Hilary and I are staying full time in the Port Townsend house. It has been very cold (to my PNW/South-of-the-Mason-Dixon-Line self): Highs in the low forties, lows around freezing. It is also 2-1/2 hours from Port Townsend to Seattle. Continue reading “2017 Seattle Boat Show – Water Maker and Sailmaker”

We’re back in the PNW

We’re back in the Pacific Northwest. Well, at the moment, ‘we’ refers to Hilary and me.

Hilary, Jennifer and I spent from October 5th through January 7th in Phoenix working on a house Jennifer owns. It was a time to get fit as Jennifer and I worked 6 to 7 days a week from sun up until we needed to stop.

Some of the gravel I moved about

I got in shape by moving approximately 25 tons of gravel with a wheelbarrow and a shovel. It feels good to carry muscle again. The trick is how to keep it; I don’t belong to a gym anymore.

Continue reading “We’re back in the PNW”

Humidifier isn’t on recall, scheduling boat pull and worries

Derek was nice enough to send me a picture of the label on the dehumidifier. Given the serial number it is not a recalled unit.

The label on the dehumidifier that freed us from the recall hassle.
The label on the dehumidifier that freed us from the recall hassle.

I’ve asked Derek to plug it back in, turn it on and make sure the drain hose is in the sink.

Continue reading “Humidifier isn’t on recall, scheduling boat pull and worries”

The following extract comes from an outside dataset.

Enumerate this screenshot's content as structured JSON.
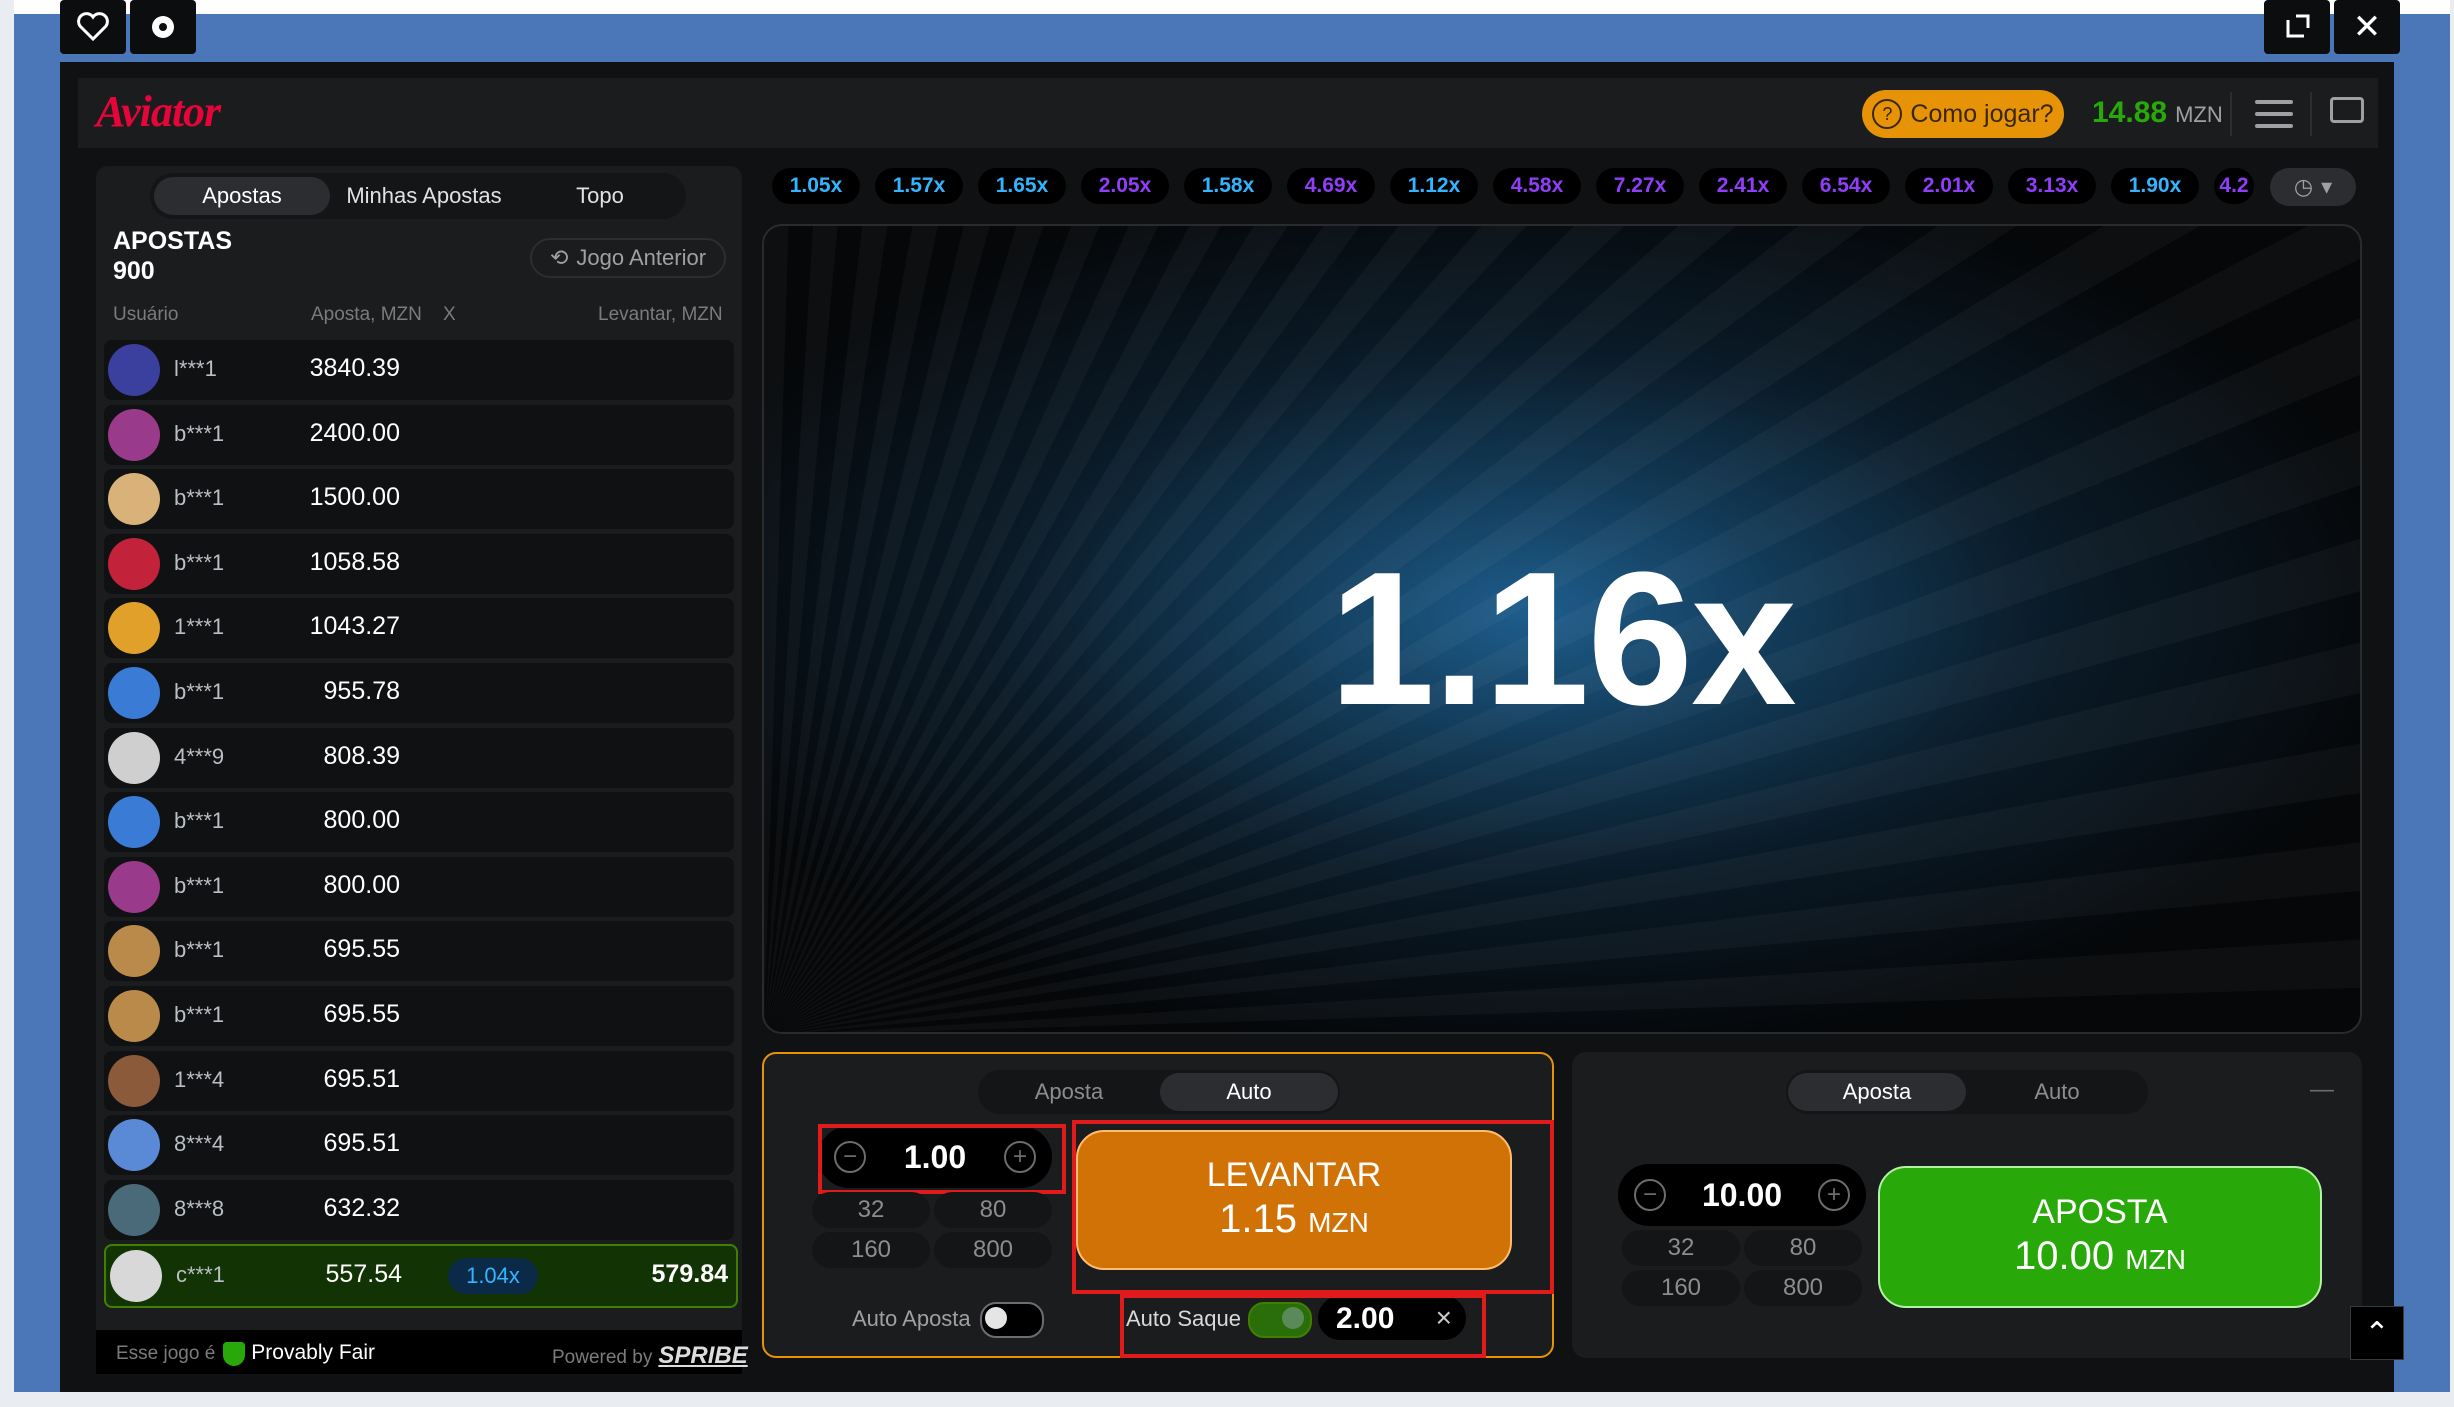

Pudgy Comes Homes, Dehumidifier is a fire hazard

Last week, our friends Jeff Storm and Kimberly Lindberg towed our Pudgy home for us.

Their trip was not uneventful with an engine overheating, and a very long wait for the locks in both directions.

But, they brought the Pudgy to our slip, where it is safe and sound.

Continue reading “Pudgy Comes Homes, Dehumidifier is a fire hazard”

We buy a Portland Pudgy

Yesterday afternoon my Google Alert found a Portland Pudgy for sale in Eagle Harbor on Bainbridge Island, very near Seattle. It had been posted 33 minutes before. It was listed at $3400, is in new condition and came with a Bermuda sailing rig. I contacted the seller and bought it.

Continue reading “We buy a Portland Pudgy”

Status, statistics, and did anything not break?

1-OCT-2016 – It’s easiest to answer the last item first. Yes, a number of things did not break. None of the standing rigging had any sort of failure (the standing rigging is what holds up the mast). After that it becomes a little more difficult to think of something, None of us, personally, were injured or became ill, nor did any of our guests, so the human factor held up well. Continue reading “Status, statistics, and did anything not break?”

Conversation Part 3: Picking up the Parts

On Monday morning, the day the Canadian people celebrate Queen Victoria’s birthday, shortly after 6 am, Jennifer helped me climb into the dinghy. I’d left the two five gallon cans of gasoline in the dinghy and added the remaining two-cycle oil and a mostly empty five-quart container of crankcase oil. Continue reading “Conversation Part 3: Picking up the Parts”